I make it a point to stop at Rajani’s gate and talk with her anytime she’s outside to build my relationship with her. Before that night, I had told her about Jesus many times but was never sure if she understood. The fact that Rajani recognized me as someone who knew about Jesus was a step in the right direction.

What I Learned before Turning 30: Investing in Others

young women talking over coffee

I turned 30 this month. When I turned 29, I searched for one of those “30 Things to Do before Turning 30” lists. However, my search left me uninspired; therefore, I decided to write my own “30 Things I Learned before Turning 30” list. One of the main concepts that came from this was that of investing in other people. The following are a few excerpts from my list:

Growing Deeper in Relationships

Growing Deeper

Picture this: You’ve just met someone new and you’re really excited to get to know them and become friends. Over the next few weeks, you learn more about this person, but in small fragments. You find yourself wishing you were already close friends with this person because you can tell how wonderfully you would get along and how much you would have in common. But it just seems as if you’ll never get there.

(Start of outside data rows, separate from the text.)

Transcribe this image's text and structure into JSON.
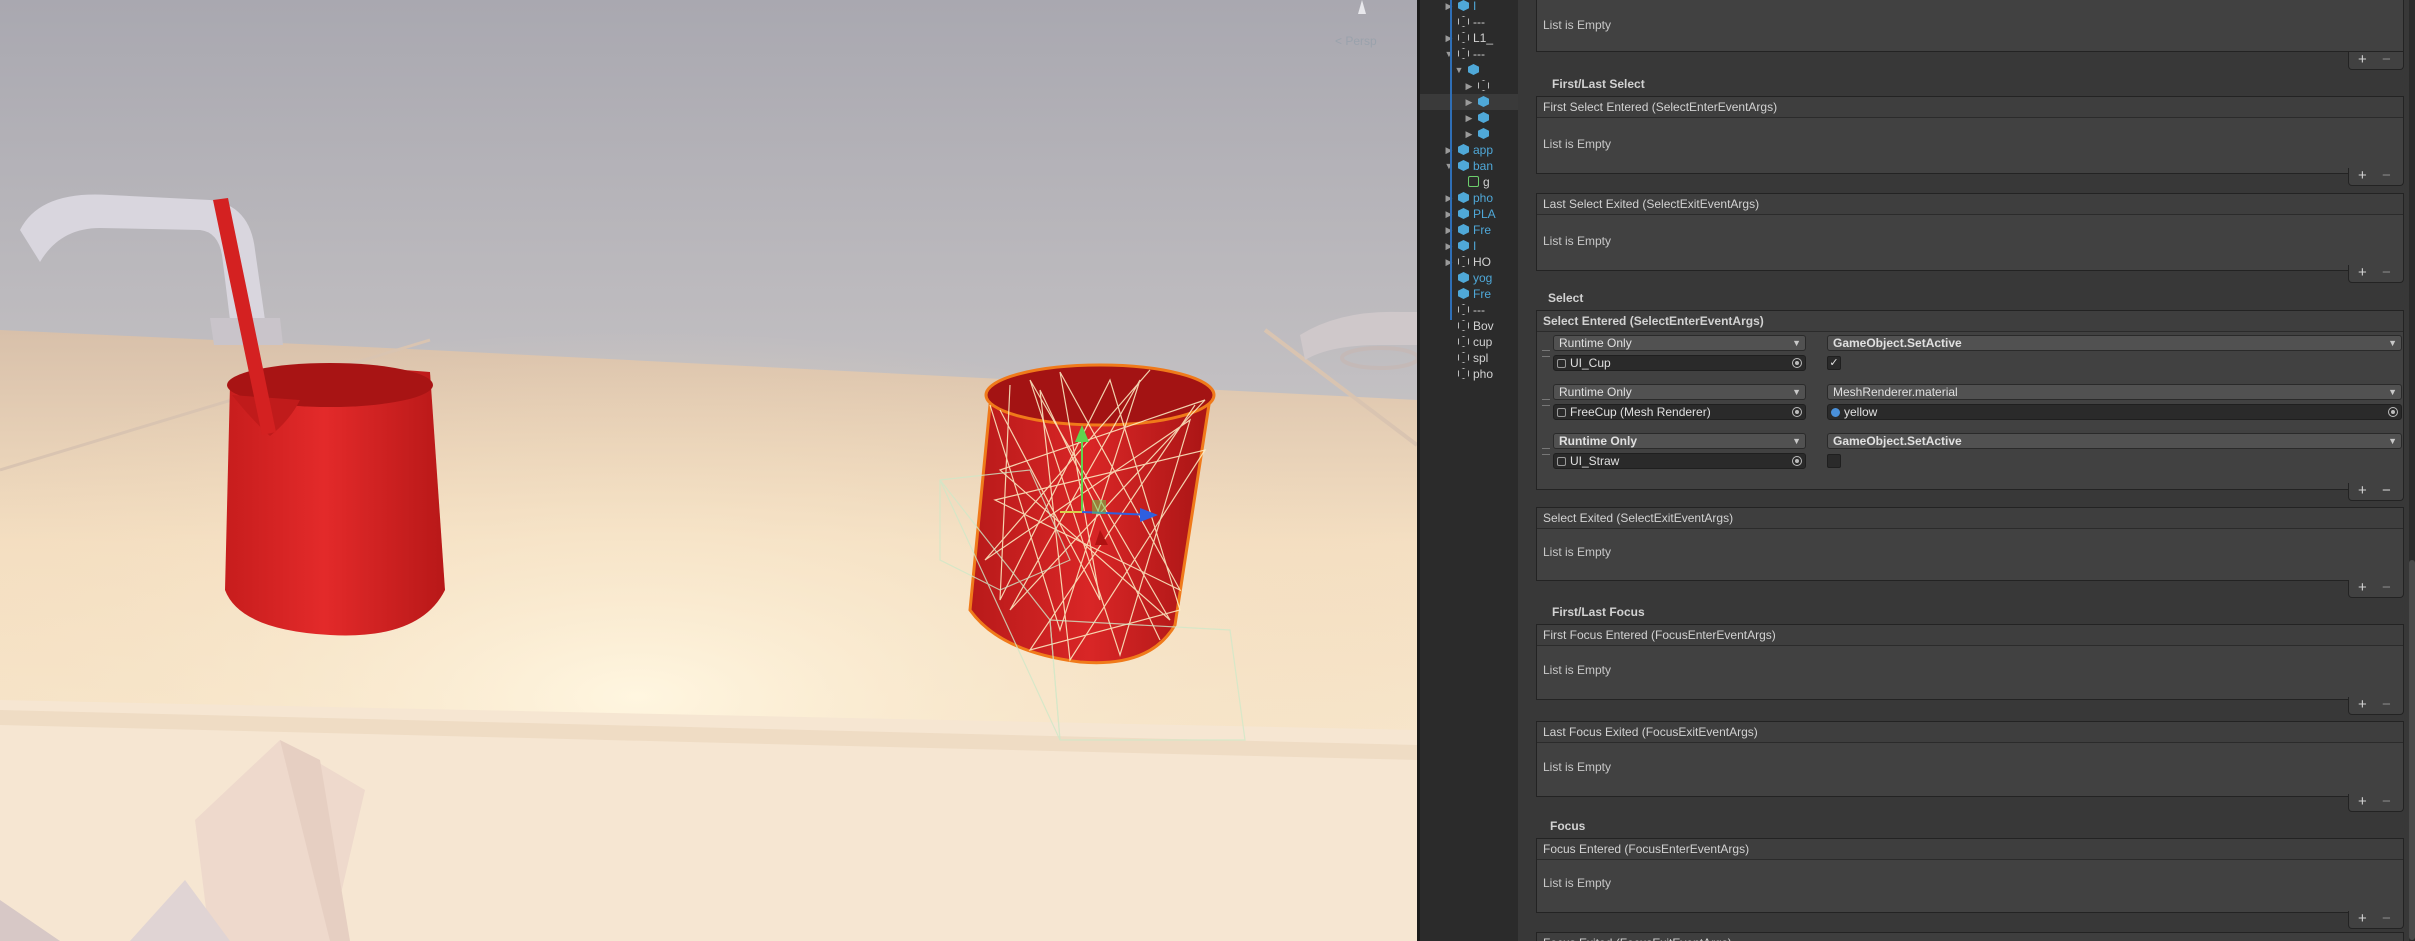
{
  "scene": {
    "projection_label": "< Persp"
  },
  "hierarchy": {
    "items": [
      {
        "name": "I",
        "icon": "cube-blue",
        "arrow": "▶",
        "blue": true
      },
      {
        "name": "---",
        "icon": "cube-gray",
        "arrow": "",
        "blue": false
      },
      {
        "name": "L1_",
        "icon": "cube-gray",
        "arrow": "▶",
        "blue": false
      },
      {
        "name": "---",
        "icon": "cube-gray",
        "arrow": "▼",
        "blue": false
      },
      {
        "name": "",
        "icon": "cube-blue",
        "arrow": "▼",
        "blue": true
      },
      {
        "name": "",
        "icon": "cube-gray",
        "arrow": "▶",
        "blue": false
      },
      {
        "name": "",
        "icon": "cube-blue",
        "arrow": "▶",
        "blue": true
      },
      {
        "name": "",
        "icon": "cube-blue",
        "arrow": "▶",
        "blue": true
      },
      {
        "name": "",
        "icon": "cube-blue",
        "arrow": "▶",
        "blue": true
      },
      {
        "name": "app",
        "icon": "cube-blue",
        "arrow": "▶",
        "blue": true
      },
      {
        "name": "ban",
        "icon": "cube-blue",
        "arrow": "▼",
        "blue": true
      },
      {
        "name": "g",
        "icon": "cube-green",
        "arrow": "",
        "blue": false
      },
      {
        "name": "pho",
        "icon": "cube-blue",
        "arrow": "▶",
        "blue": true
      },
      {
        "name": "PLA",
        "icon": "cube-blue",
        "arrow": "▶",
        "blue": true
      },
      {
        "name": "Fre",
        "icon": "cube-blue",
        "arrow": "▶",
        "blue": true
      },
      {
        "name": "I",
        "icon": "cube-blue",
        "arrow": "▶",
        "blue": true
      },
      {
        "name": "HO",
        "icon": "cube-gray",
        "arrow": "▶",
        "blue": false
      },
      {
        "name": "yog",
        "icon": "cube-blue",
        "arrow": "",
        "blue": true
      },
      {
        "name": "Fre",
        "icon": "cube-blue",
        "arrow": "",
        "blue": true
      },
      {
        "name": "---",
        "icon": "cube-gray",
        "arrow": "",
        "blue": false
      },
      {
        "name": "Bov",
        "icon": "cube-gray",
        "arrow": "",
        "blue": false
      },
      {
        "name": "cup",
        "icon": "cube-gray",
        "arrow": "",
        "blue": false
      },
      {
        "name": "spl",
        "icon": "cube-gray",
        "arrow": "",
        "blue": false
      },
      {
        "name": "pho",
        "icon": "cube-gray",
        "arrow": "",
        "blue": false
      }
    ]
  },
  "inspector": {
    "list_empty": "List is Empty",
    "sections": {
      "first_last_select": "First/Last Select",
      "select": "Select",
      "first_last_focus": "First/Last Focus",
      "focus": "Focus"
    },
    "events": {
      "first_select_entered": "First Select Entered (SelectEnterEventArgs)",
      "last_select_exited": "Last Select Exited (SelectExitEventArgs)",
      "select_entered": "Select Entered (SelectEnterEventArgs)",
      "select_exited": "Select Exited (SelectExitEventArgs)",
      "first_focus_entered": "First Focus Entered (FocusEnterEventArgs)",
      "last_focus_exited": "Last Focus Exited (FocusExitEventArgs)",
      "focus_entered": "Focus Entered (FocusEnterEventArgs)",
      "focus_exited": "Focus Exited (FocusExitEventArgs)"
    },
    "select_entries": [
      {
        "mode": "Runtime Only",
        "target": "UI_Cup",
        "function": "GameObject.SetActive",
        "value_type": "checkbox",
        "checked": true,
        "value": "",
        "mode_bold": false,
        "func_bold": true
      },
      {
        "mode": "Runtime Only",
        "target": "FreeCup (Mesh Renderer)",
        "function": "MeshRenderer.material",
        "value_type": "object",
        "checked": false,
        "value": "yellow",
        "mode_bold": false,
        "func_bold": false
      },
      {
        "mode": "Runtime Only",
        "target": "UI_Straw",
        "function": "GameObject.SetActive",
        "value_type": "checkbox",
        "checked": false,
        "value": "",
        "mode_bold": true,
        "func_bold": true
      }
    ],
    "plus": "+",
    "minus": "−",
    "checkmark": "✓",
    "caret": "▼"
  }
}
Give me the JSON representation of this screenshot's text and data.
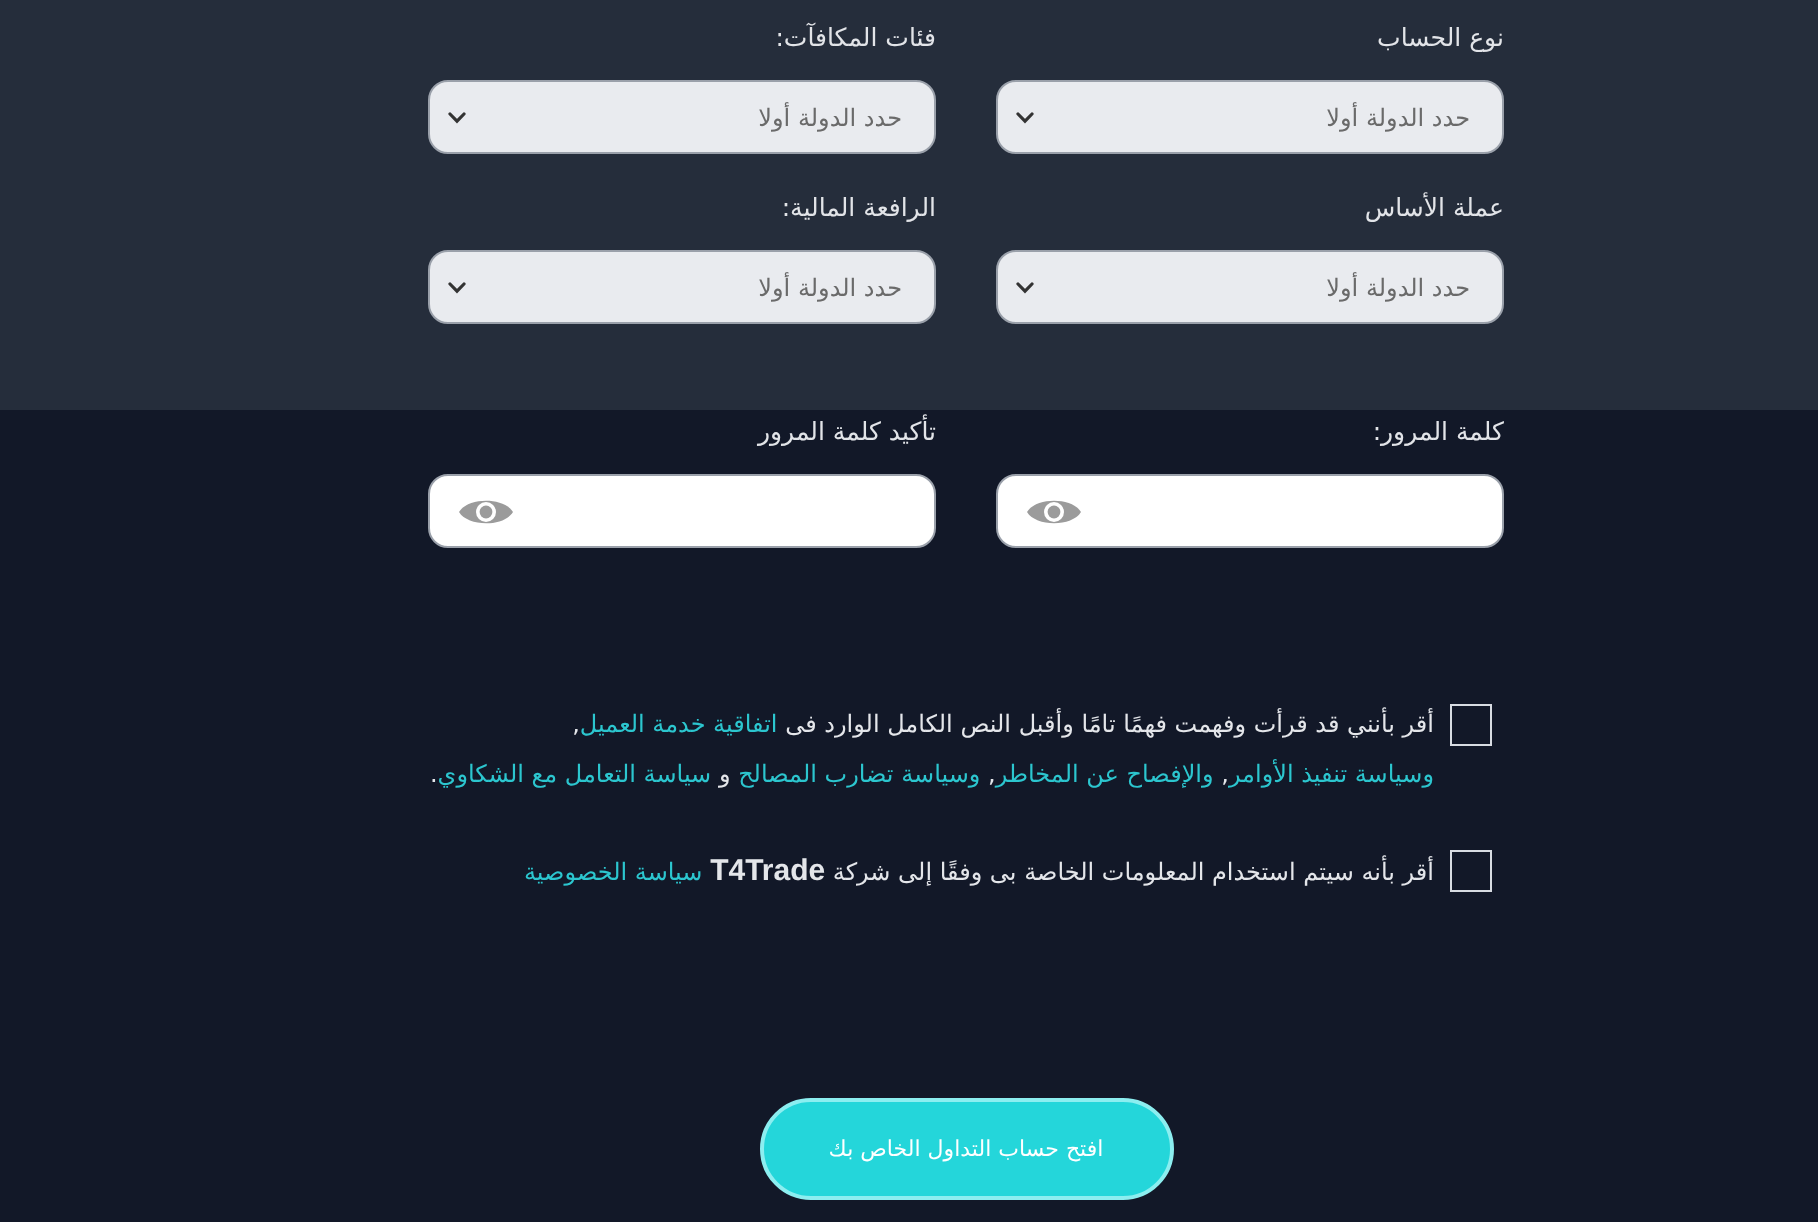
{
  "account_fields": [
    {
      "label": "نوع الحساب",
      "placeholder": "حدد الدولة أولا"
    },
    {
      "label": "فئات المكافآت:",
      "placeholder": "حدد الدولة أولا"
    },
    {
      "label": "عملة الأساس",
      "placeholder": "حدد الدولة أولا"
    },
    {
      "label": "الرافعة المالية:",
      "placeholder": "حدد الدولة أولا"
    }
  ],
  "password_fields": [
    {
      "label": "كلمة المرور:"
    },
    {
      "label": "تأكيد كلمة المرور"
    }
  ],
  "agreements": [
    {
      "checked": false,
      "parts": [
        {
          "kind": "text",
          "text": "أقر بأنني قد قرأت وفهمت فهمًا تامًا وأقبل النص الكامل الوارد فى "
        },
        {
          "kind": "link",
          "text": "اتفاقية خدمة العميل"
        },
        {
          "kind": "text",
          "text": ",  "
        },
        {
          "kind": "link",
          "text": "وسياسة تنفيذ الأوامر"
        },
        {
          "kind": "text",
          "text": ", "
        },
        {
          "kind": "link",
          "text": "والإفصاح عن المخاطر"
        },
        {
          "kind": "text",
          "text": ", "
        },
        {
          "kind": "link",
          "text": "وسياسة تضارب المصالح"
        },
        {
          "kind": "text",
          "text": " و "
        },
        {
          "kind": "link",
          "text": "سياسة التعامل مع الشكاوي"
        },
        {
          "kind": "text",
          "text": "."
        }
      ]
    },
    {
      "checked": false,
      "parts": [
        {
          "kind": "text",
          "text": "أقر بأنه سيتم استخدام المعلومات الخاصة بى وفقًا إلى شركة **T4Trade** "
        },
        {
          "kind": "link",
          "text": "سياسة الخصوصية"
        }
      ]
    }
  ],
  "submit_button": "افتح حساب التداول الخاص بك"
}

Have you ever felt this way? I have. There’s even an unofficial word for it. John Koenig created an online dictionary of words to fill in “holes” in the English language—to give us a sense that we are not alone in some of the ways we feel and think. Koenig describes the “frustration with how long it takes to get to know someone” as adronitis. Do you feel better after hearing that a word semi-exists for this feeling? The thought calms me.

Pages

Back to Top